<p>The academic experience varies greatly among the departments in the College and SEAS. My experience, as a senior in the IEOR department in SEAS, has been poor. The general attitude of professors is to do the bare minimum, whether that be using exams and lectures prepared 10 years ago or stumbling through lectures without conveying the material whatsoever. There’s a sink or swim mentality in engineering: it’s up to you to seek out the resources you need to succeed, whether that be friends, solutions, or tutors. My smallest class has been 40-50 students, especially with the Dean increasing graduate enrollment by over 20% since 2008. The professors in the economics department teach to much a higher standard than those in IEOR. The information is conveyed clearly and the difficulty is well matched to the material taught.</p>

<p>Financial services recruiting has been down recently due to the general economic environment. Columbia’s representation on Wall Street is good. We have 2 large banks recruit heavily on campus (Credit Suisse and Barclays) and Columbia places several students into the top firms as well.</p>

<p>The social environment at Columbia is lacking. There’s an undercurrent of dissatisfaction and cynicism among a large portion of undergraduates. It’s not just the fact that the bureaucracy and administration stifle fun.

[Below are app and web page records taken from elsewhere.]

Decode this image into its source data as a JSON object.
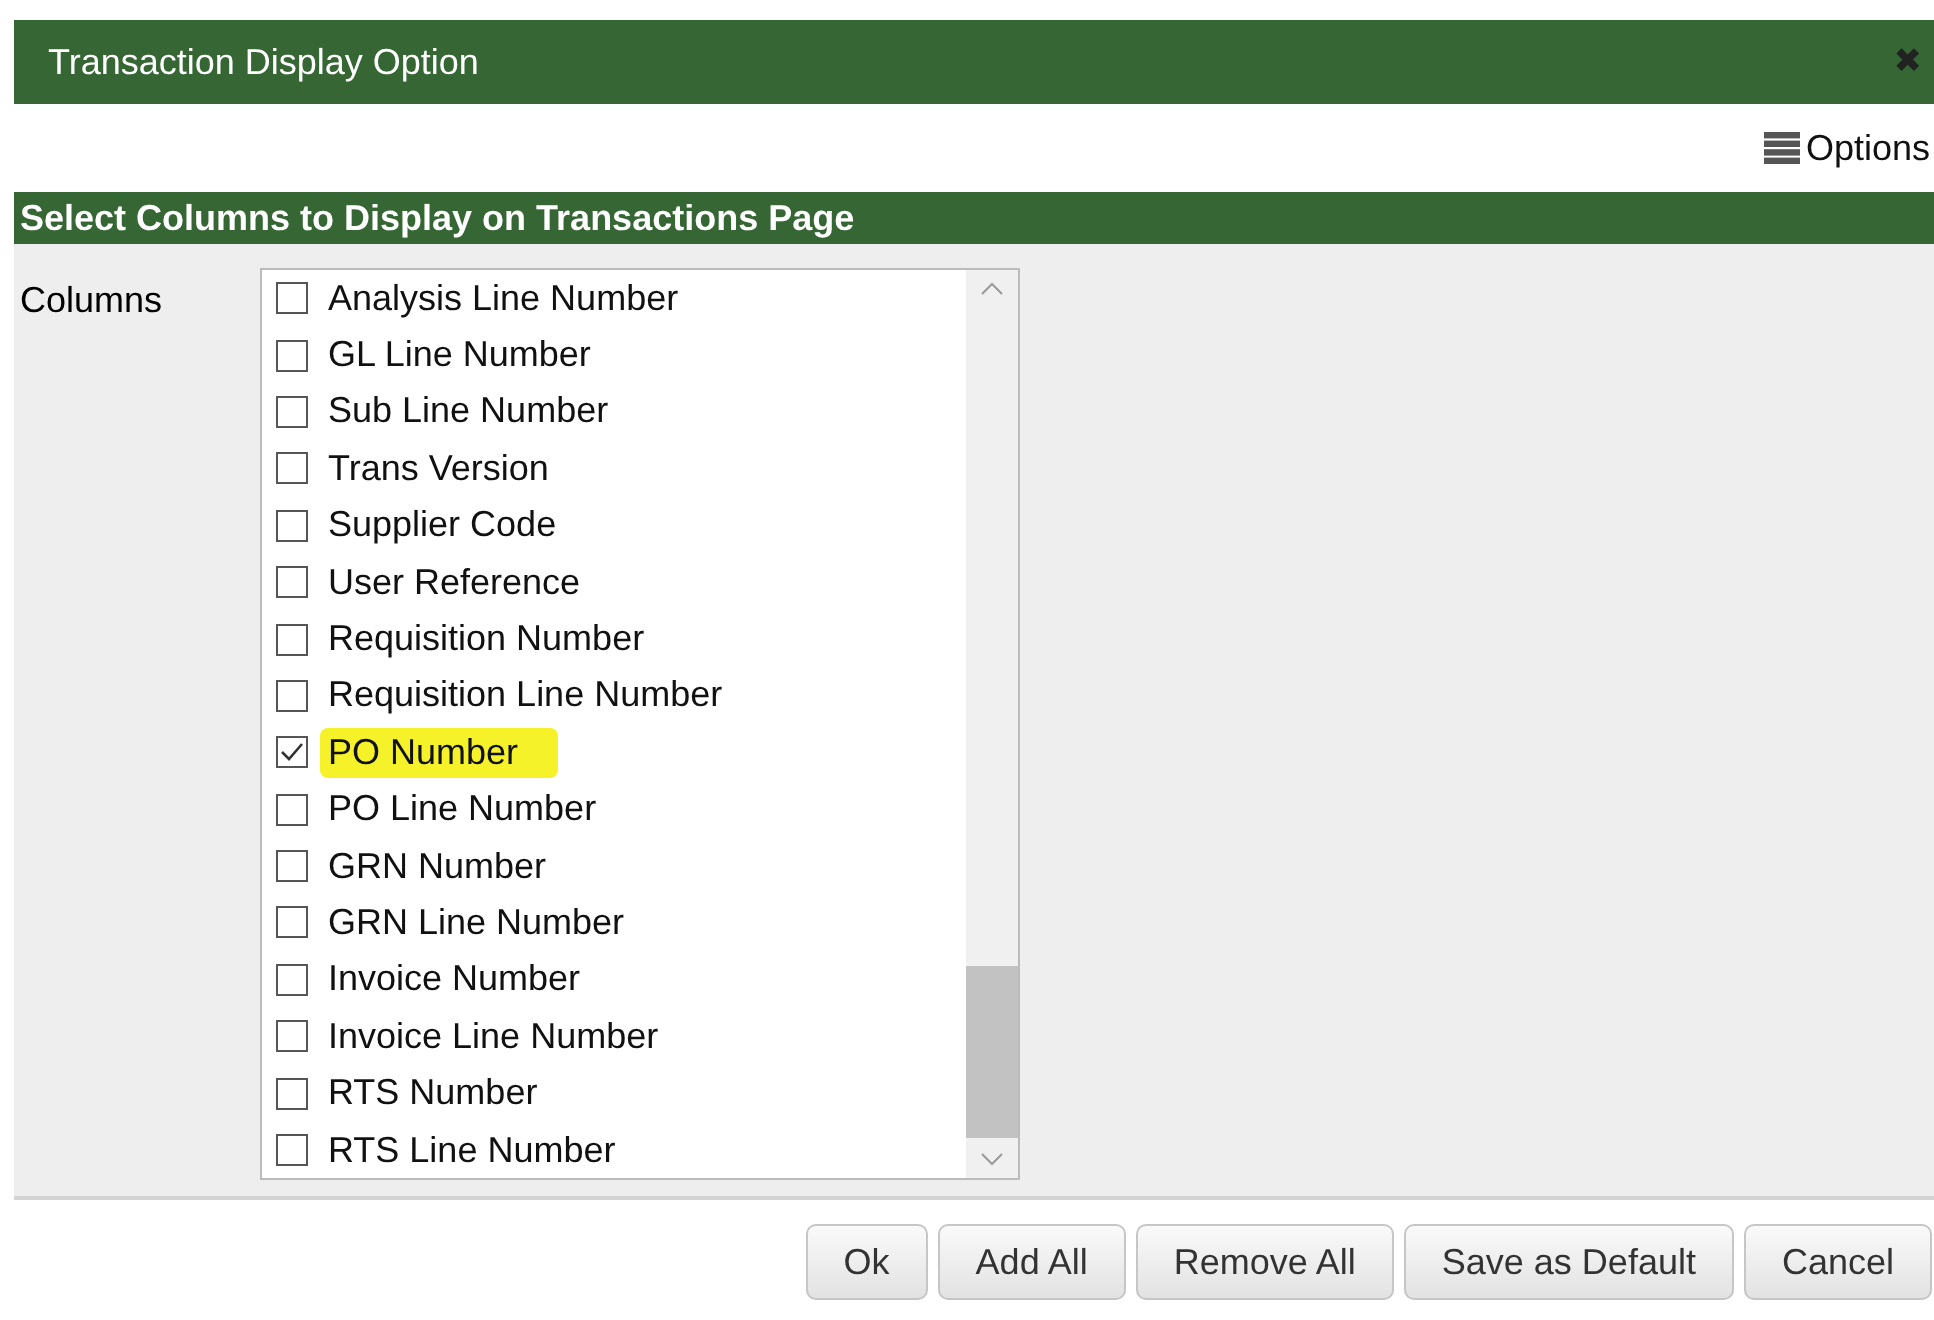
{
  "window": {
    "title": "Transaction Display Option",
    "close": "✖"
  },
  "options_menu": {
    "label": "Options"
  },
  "section": {
    "title": "Select Columns to Display on Transactions Page"
  },
  "columns_field": {
    "label": "Columns",
    "items": [
      {
        "label": "Analysis Line Number",
        "checked": false,
        "highlighted": false
      },
      {
        "label": "GL Line Number",
        "checked": false,
        "highlighted": false
      },
      {
        "label": "Sub Line Number",
        "checked": false,
        "highlighted": false
      },
      {
        "label": "Trans Version",
        "checked": false,
        "highlighted": false
      },
      {
        "label": "Supplier Code",
        "checked": false,
        "highlighted": false
      },
      {
        "label": "User Reference",
        "checked": false,
        "highlighted": false
      },
      {
        "label": "Requisition Number",
        "checked": false,
        "highlighted": false
      },
      {
        "label": "Requisition Line Number",
        "checked": false,
        "highlighted": false
      },
      {
        "label": "PO Number",
        "checked": true,
        "highlighted": true
      },
      {
        "label": "PO Line Number",
        "checked": false,
        "highlighted": false
      },
      {
        "label": "GRN Number",
        "checked": false,
        "highlighted": false
      },
      {
        "label": "GRN Line Number",
        "checked": false,
        "highlighted": false
      },
      {
        "label": "Invoice Number",
        "checked": false,
        "highlighted": false
      },
      {
        "label": "Invoice Line Number",
        "checked": false,
        "highlighted": false
      },
      {
        "label": "RTS Number",
        "checked": false,
        "highlighted": false
      },
      {
        "label": "RTS Line Number",
        "checked": false,
        "highlighted": false
      }
    ]
  },
  "buttons": [
    "Ok",
    "Add All",
    "Remove All",
    "Save as Default",
    "Cancel"
  ]
}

New York City means that Columbia has a lack of space on campus to socialize. This means that students can easily fall through the cracks between studying for classes and attending meetings. Columbia’s a socially challenging environment, more so than many other schools.</p>